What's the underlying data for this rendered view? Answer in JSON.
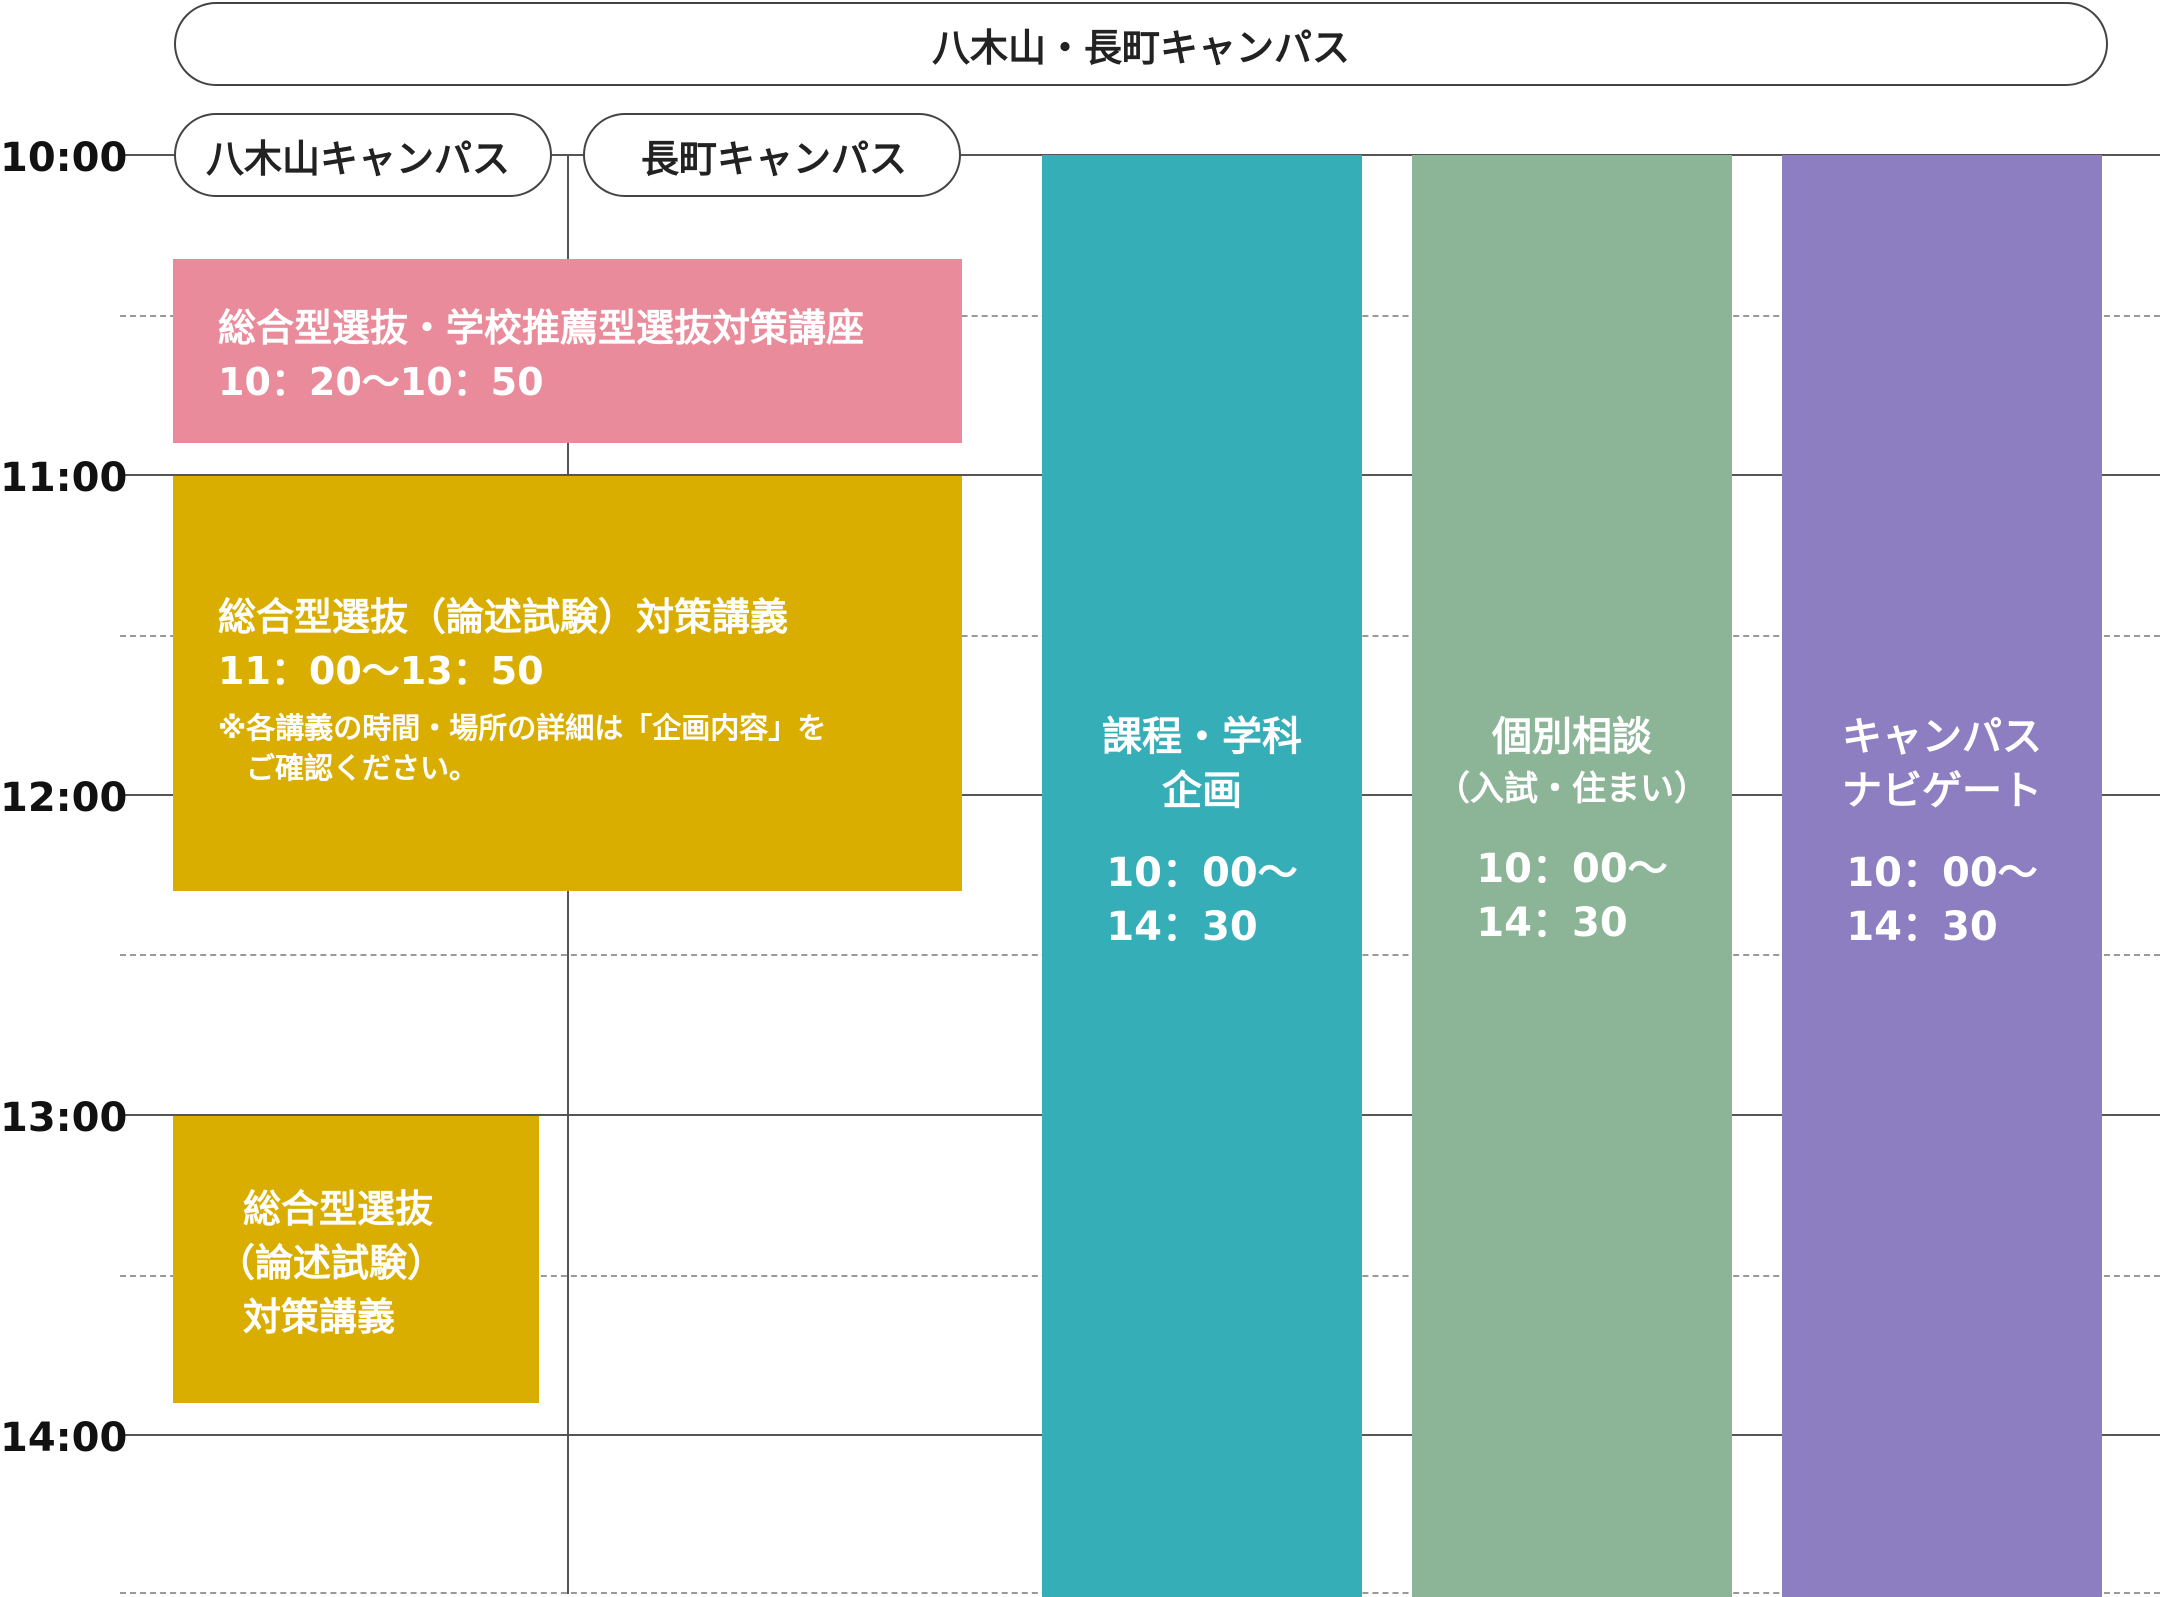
{
  "header": {
    "title": "八木山・長町キャンパス",
    "sub_campus_1": "八木山キャンパス",
    "sub_campus_2": "長町キャンパス"
  },
  "times": [
    "10:00",
    "11:00",
    "12:00",
    "13:00",
    "14:00"
  ],
  "events": {
    "pink": {
      "title": "総合型選抜・学校推薦型選抜対策講座",
      "time": "10：20〜10：50"
    },
    "gold1": {
      "title": "総合型選抜（論述試験）対策講義",
      "time": "11：00〜13：50",
      "note1": "※各講義の時間・場所の詳細は「企画内容」を",
      "note2": "ご確認ください。"
    },
    "gold2": {
      "line1": "総合型選抜",
      "line2": "（論述試験）",
      "line3": "対策講義"
    },
    "teal": {
      "title1": "課程・学科",
      "title2": "企画",
      "time1": "10：00〜",
      "time2": "14：30"
    },
    "green": {
      "title1": "個別相談",
      "sub": "（入試・住まい）",
      "time1": "10：00〜",
      "time2": "14：30"
    },
    "purple": {
      "title1": "キャンパス",
      "title2": "ナビゲート",
      "time1": "10：00〜",
      "time2": "14：30"
    }
  },
  "colors": {
    "pink": "#e98b9b",
    "gold": "#d9ae00",
    "teal": "#36aeb8",
    "green": "#8cb496",
    "purple": "#8d7ec1"
  }
}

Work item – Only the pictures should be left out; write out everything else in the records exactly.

Written reply –
What's the underlying data for this rendered view? Answer in JSON.
{
  "header": {
    "title": "八木山・長町キャンパス",
    "sub_campus_1": "八木山キャンパス",
    "sub_campus_2": "長町キャンパス"
  },
  "times": [
    "10:00",
    "11:00",
    "12:00",
    "13:00",
    "14:00"
  ],
  "events": {
    "pink": {
      "title": "総合型選抜・学校推薦型選抜対策講座",
      "time": "10：20〜10：50"
    },
    "gold1": {
      "title": "総合型選抜（論述試験）対策講義",
      "time": "11：00〜13：50",
      "note1": "※各講義の時間・場所の詳細は「企画内容」を",
      "note2": "ご確認ください。"
    },
    "gold2": {
      "line1": "総合型選抜",
      "line2": "（論述試験）",
      "line3": "対策講義"
    },
    "teal": {
      "title1": "課程・学科",
      "title2": "企画",
      "time1": "10：00〜",
      "time2": "14：30"
    },
    "green": {
      "title1": "個別相談",
      "sub": "（入試・住まい）",
      "time1": "10：00〜",
      "time2": "14：30"
    },
    "purple": {
      "title1": "キャンパス",
      "title2": "ナビゲート",
      "time1": "10：00〜",
      "time2": "14：30"
    }
  },
  "colors": {
    "pink": "#e98b9b",
    "gold": "#d9ae00",
    "teal": "#36aeb8",
    "green": "#8cb496",
    "purple": "#8d7ec1"
  }
}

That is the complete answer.